_Exercise aim_. Pictures should be left out while the data beneath this task is written out word for word.

(Excerpts from an interface dataset)
== Segment start ==
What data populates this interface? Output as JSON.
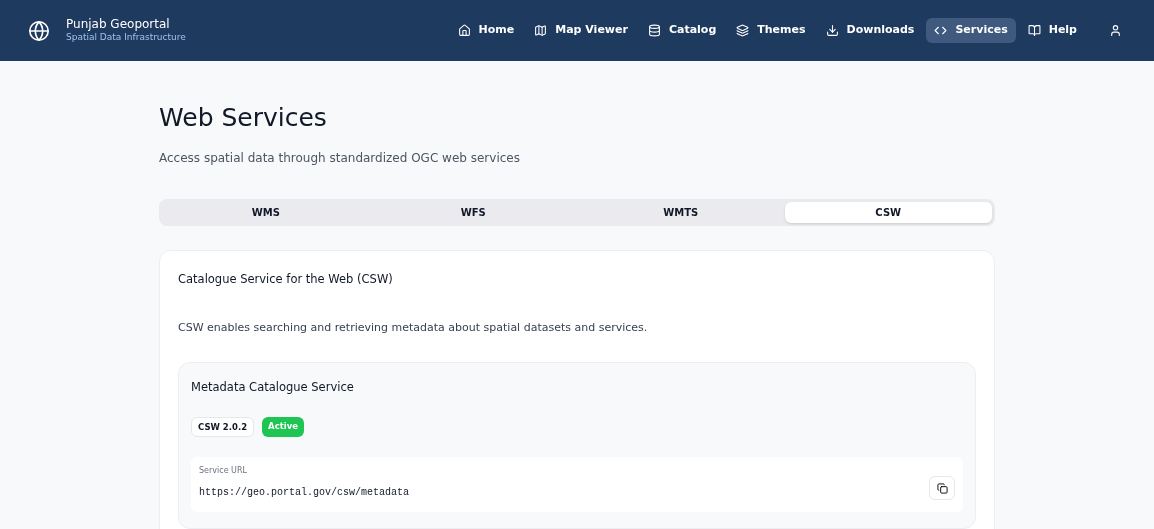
{
  "brand": {
    "title": "Punjab Geoportal",
    "subtitle": "Spatial Data Infrastructure"
  },
  "nav": [
    {
      "label": "Home",
      "selected": false
    },
    {
      "label": "Map Viewer",
      "selected": false
    },
    {
      "label": "Catalog",
      "selected": false
    },
    {
      "label": "Themes",
      "selected": false
    },
    {
      "label": "Downloads",
      "selected": false
    },
    {
      "label": "Services",
      "selected": true
    },
    {
      "label": "Help",
      "selected": false
    }
  ],
  "page": {
    "title": "Web Services",
    "subtitle": "Access spatial data through standardized OGC web services"
  },
  "tabs": [
    {
      "label": "WMS",
      "selected": false
    },
    {
      "label": "WFS",
      "selected": false
    },
    {
      "label": "WMTS",
      "selected": false
    },
    {
      "label": "CSW",
      "selected": true
    }
  ],
  "panel": {
    "title": "Catalogue Service for the Web (CSW)",
    "description": "CSW enables searching and retrieving metadata about spatial datasets and services.",
    "service": {
      "title": "Metadata Catalogue Service",
      "badges": [
        {
          "label": "CSW 2.0.2",
          "kind": "version"
        },
        {
          "label": "Active",
          "kind": "status"
        }
      ],
      "url_label": "Service URL",
      "url": "https://geo.portal.gov/csw/metadata"
    }
  }
}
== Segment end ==
_Response box_.
What data populates this interface? Output as JSON.
{
  "brand": {
    "title": "Punjab Geoportal",
    "subtitle": "Spatial Data Infrastructure"
  },
  "nav": [
    {
      "label": "Home",
      "selected": false
    },
    {
      "label": "Map Viewer",
      "selected": false
    },
    {
      "label": "Catalog",
      "selected": false
    },
    {
      "label": "Themes",
      "selected": false
    },
    {
      "label": "Downloads",
      "selected": false
    },
    {
      "label": "Services",
      "selected": true
    },
    {
      "label": "Help",
      "selected": false
    }
  ],
  "page": {
    "title": "Web Services",
    "subtitle": "Access spatial data through standardized OGC web services"
  },
  "tabs": [
    {
      "label": "WMS",
      "selected": false
    },
    {
      "label": "WFS",
      "selected": false
    },
    {
      "label": "WMTS",
      "selected": false
    },
    {
      "label": "CSW",
      "selected": true
    }
  ],
  "panel": {
    "title": "Catalogue Service for the Web (CSW)",
    "description": "CSW enables searching and retrieving metadata about spatial datasets and services.",
    "service": {
      "title": "Metadata Catalogue Service",
      "badges": [
        {
          "label": "CSW 2.0.2",
          "kind": "version"
        },
        {
          "label": "Active",
          "kind": "status"
        }
      ],
      "url_label": "Service URL",
      "url": "https://geo.portal.gov/csw/metadata"
    }
  }
}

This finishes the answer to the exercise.